» **What is needed**:
Each line of the data below holding the word "this" must be copied.

Website and app data records
%%

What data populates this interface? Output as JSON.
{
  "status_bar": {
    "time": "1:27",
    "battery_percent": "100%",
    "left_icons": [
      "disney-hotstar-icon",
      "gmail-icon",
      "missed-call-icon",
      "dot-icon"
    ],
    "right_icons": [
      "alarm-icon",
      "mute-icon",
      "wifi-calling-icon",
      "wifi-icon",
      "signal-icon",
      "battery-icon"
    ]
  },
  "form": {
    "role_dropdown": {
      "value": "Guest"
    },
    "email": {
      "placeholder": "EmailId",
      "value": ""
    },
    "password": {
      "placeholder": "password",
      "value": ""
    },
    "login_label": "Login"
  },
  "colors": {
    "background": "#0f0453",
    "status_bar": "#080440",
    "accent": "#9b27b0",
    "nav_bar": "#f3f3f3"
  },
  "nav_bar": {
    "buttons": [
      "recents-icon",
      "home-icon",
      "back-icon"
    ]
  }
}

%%
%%

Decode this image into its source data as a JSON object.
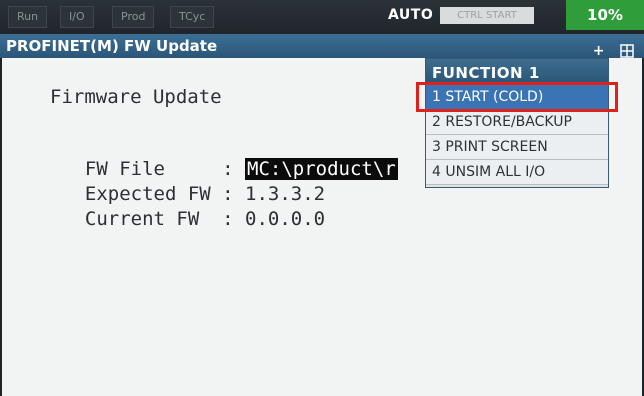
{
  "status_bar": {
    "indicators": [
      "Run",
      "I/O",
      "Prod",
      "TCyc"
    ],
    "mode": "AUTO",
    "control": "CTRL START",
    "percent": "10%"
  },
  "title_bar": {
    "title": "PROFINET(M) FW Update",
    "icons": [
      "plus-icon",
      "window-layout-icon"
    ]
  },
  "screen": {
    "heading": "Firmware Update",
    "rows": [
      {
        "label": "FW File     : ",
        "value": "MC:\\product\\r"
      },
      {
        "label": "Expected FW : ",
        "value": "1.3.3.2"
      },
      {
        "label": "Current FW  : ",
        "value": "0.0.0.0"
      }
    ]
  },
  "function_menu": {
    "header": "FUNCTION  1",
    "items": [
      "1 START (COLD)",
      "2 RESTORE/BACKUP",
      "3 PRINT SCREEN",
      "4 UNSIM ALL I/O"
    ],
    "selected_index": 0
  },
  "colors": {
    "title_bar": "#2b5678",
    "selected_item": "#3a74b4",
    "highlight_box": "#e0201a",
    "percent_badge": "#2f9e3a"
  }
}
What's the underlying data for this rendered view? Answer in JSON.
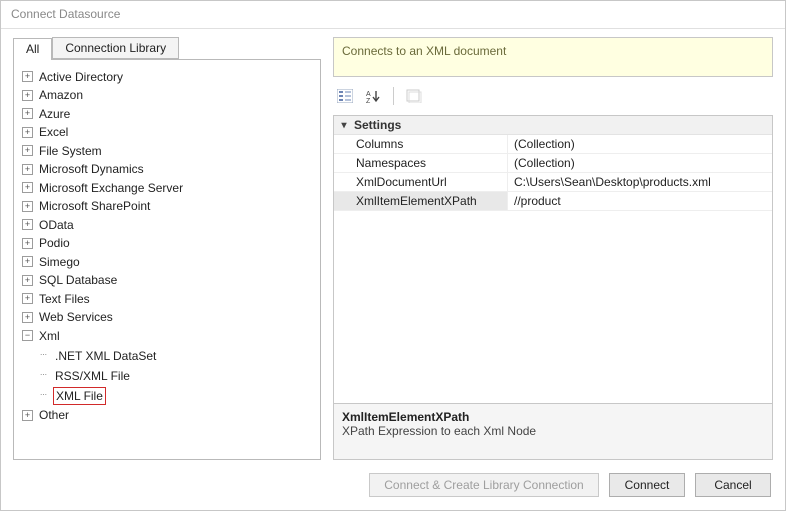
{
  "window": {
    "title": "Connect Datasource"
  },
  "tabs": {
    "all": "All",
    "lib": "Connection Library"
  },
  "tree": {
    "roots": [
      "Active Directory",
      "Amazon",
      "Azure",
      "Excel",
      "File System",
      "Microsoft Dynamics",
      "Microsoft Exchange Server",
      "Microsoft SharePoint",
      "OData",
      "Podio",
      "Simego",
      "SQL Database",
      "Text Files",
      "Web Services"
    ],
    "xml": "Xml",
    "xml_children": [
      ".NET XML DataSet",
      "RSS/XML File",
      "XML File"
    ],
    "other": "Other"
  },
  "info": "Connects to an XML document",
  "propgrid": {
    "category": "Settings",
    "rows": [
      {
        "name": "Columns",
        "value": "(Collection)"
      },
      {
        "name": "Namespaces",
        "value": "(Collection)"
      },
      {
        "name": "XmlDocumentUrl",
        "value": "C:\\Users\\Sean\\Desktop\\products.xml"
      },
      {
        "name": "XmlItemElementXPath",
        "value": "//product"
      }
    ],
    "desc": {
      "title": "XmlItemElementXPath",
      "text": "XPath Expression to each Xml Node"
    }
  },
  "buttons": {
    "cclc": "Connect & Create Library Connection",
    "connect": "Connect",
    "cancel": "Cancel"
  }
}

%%
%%

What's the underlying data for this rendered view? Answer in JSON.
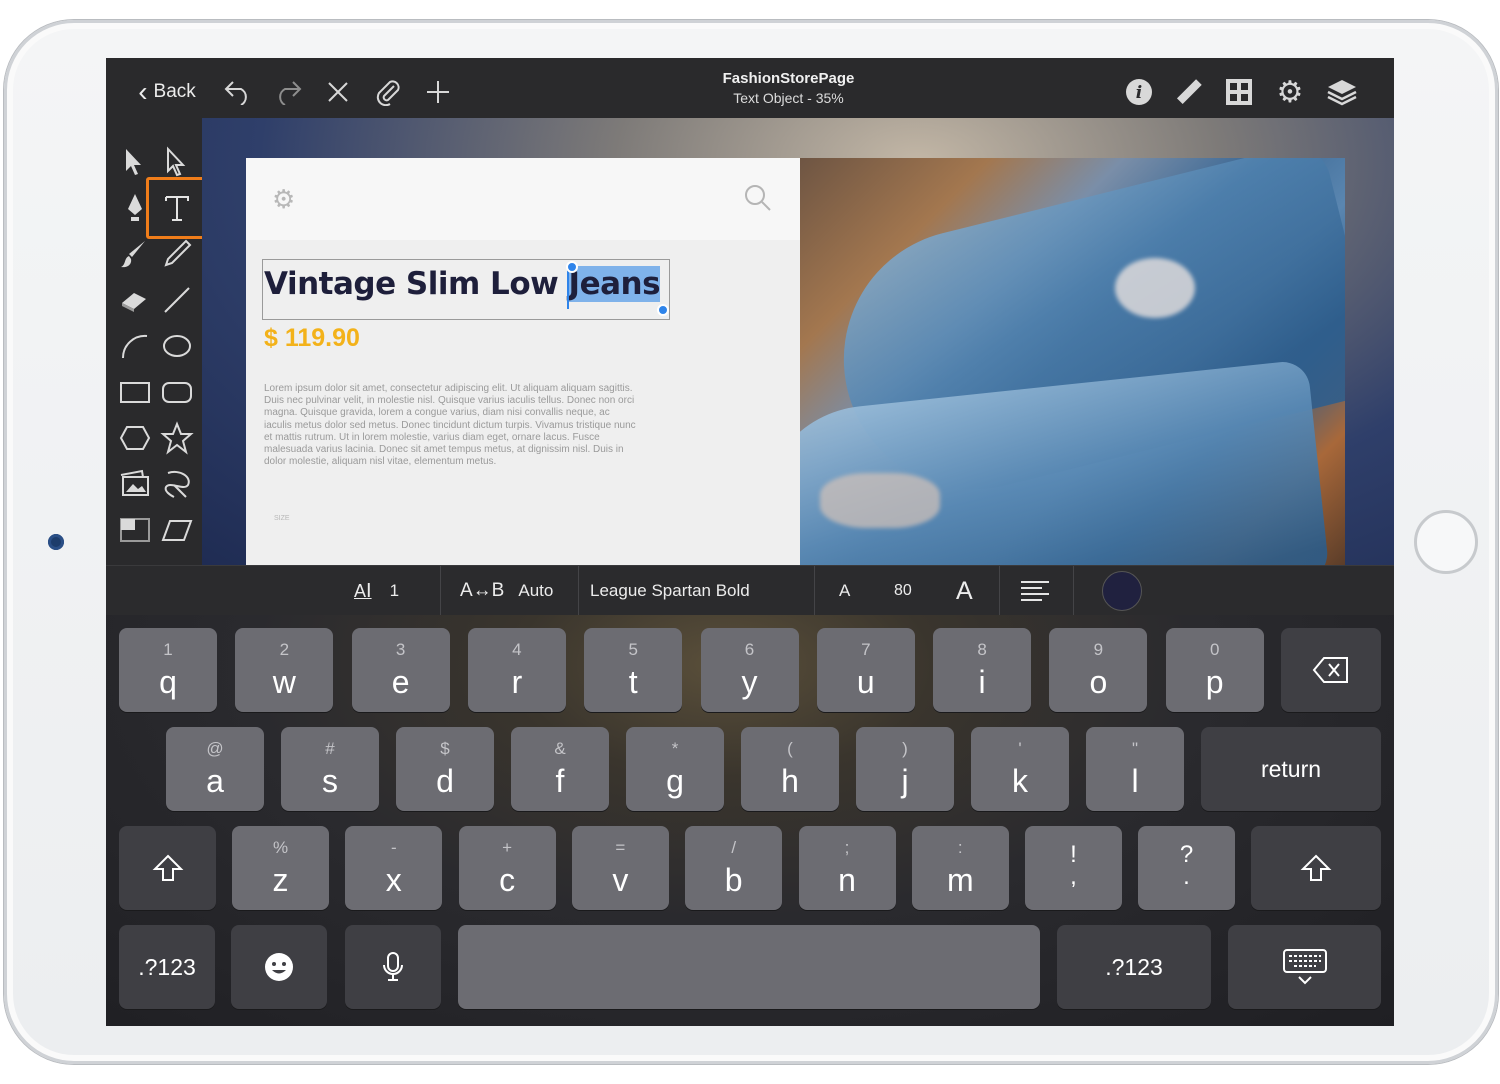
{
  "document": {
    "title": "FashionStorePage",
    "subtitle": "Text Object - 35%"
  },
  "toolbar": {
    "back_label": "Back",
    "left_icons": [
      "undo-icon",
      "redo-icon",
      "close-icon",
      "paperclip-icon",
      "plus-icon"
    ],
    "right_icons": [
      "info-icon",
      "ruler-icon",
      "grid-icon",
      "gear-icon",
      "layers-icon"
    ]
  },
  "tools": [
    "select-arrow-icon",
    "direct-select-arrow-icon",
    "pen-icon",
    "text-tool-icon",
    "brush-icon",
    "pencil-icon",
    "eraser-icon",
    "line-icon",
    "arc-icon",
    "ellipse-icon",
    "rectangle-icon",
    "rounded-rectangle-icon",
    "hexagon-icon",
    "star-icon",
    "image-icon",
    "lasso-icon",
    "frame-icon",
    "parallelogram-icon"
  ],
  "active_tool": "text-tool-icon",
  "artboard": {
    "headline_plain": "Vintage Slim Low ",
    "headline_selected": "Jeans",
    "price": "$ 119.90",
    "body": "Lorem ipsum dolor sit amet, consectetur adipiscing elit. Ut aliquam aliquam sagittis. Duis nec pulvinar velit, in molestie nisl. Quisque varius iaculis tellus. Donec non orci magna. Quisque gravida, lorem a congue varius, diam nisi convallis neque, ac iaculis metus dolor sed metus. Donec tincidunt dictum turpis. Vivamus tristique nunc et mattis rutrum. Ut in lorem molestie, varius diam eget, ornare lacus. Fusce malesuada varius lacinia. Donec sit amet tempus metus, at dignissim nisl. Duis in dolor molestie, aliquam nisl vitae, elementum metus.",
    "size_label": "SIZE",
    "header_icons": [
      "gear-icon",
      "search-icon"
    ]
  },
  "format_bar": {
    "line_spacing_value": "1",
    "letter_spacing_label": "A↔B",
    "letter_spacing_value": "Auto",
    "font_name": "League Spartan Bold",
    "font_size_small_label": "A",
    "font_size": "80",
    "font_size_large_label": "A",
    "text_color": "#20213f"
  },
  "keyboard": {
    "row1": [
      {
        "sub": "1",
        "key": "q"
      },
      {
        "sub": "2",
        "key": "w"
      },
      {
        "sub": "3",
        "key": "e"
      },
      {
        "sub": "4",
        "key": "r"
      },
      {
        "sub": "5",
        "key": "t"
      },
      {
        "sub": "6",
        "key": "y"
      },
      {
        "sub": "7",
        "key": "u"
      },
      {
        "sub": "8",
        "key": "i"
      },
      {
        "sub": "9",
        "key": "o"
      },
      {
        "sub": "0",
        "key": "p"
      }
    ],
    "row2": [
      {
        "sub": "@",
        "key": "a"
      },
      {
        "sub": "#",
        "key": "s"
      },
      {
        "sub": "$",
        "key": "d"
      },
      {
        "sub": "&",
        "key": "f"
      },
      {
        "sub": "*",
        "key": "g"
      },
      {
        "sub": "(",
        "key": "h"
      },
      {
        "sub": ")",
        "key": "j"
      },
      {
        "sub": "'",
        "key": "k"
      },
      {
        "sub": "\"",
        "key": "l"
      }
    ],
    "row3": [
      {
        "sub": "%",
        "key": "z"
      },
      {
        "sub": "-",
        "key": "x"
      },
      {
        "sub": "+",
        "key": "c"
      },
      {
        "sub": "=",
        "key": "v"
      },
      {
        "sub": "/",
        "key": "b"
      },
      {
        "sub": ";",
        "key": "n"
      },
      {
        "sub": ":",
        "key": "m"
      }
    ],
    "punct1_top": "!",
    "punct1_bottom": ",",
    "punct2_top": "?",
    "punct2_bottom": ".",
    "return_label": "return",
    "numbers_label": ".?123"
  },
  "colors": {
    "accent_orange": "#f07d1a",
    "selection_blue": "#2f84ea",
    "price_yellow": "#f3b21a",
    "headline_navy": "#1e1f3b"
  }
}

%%

» **Written answer**:
What data populates this interface? Output as JSON.
Decode this image into its source data as a JSON object.
What's the underlying data for this rendered view? Answer in JSON.
What's the underlying data for this rendered view? Answer in JSON.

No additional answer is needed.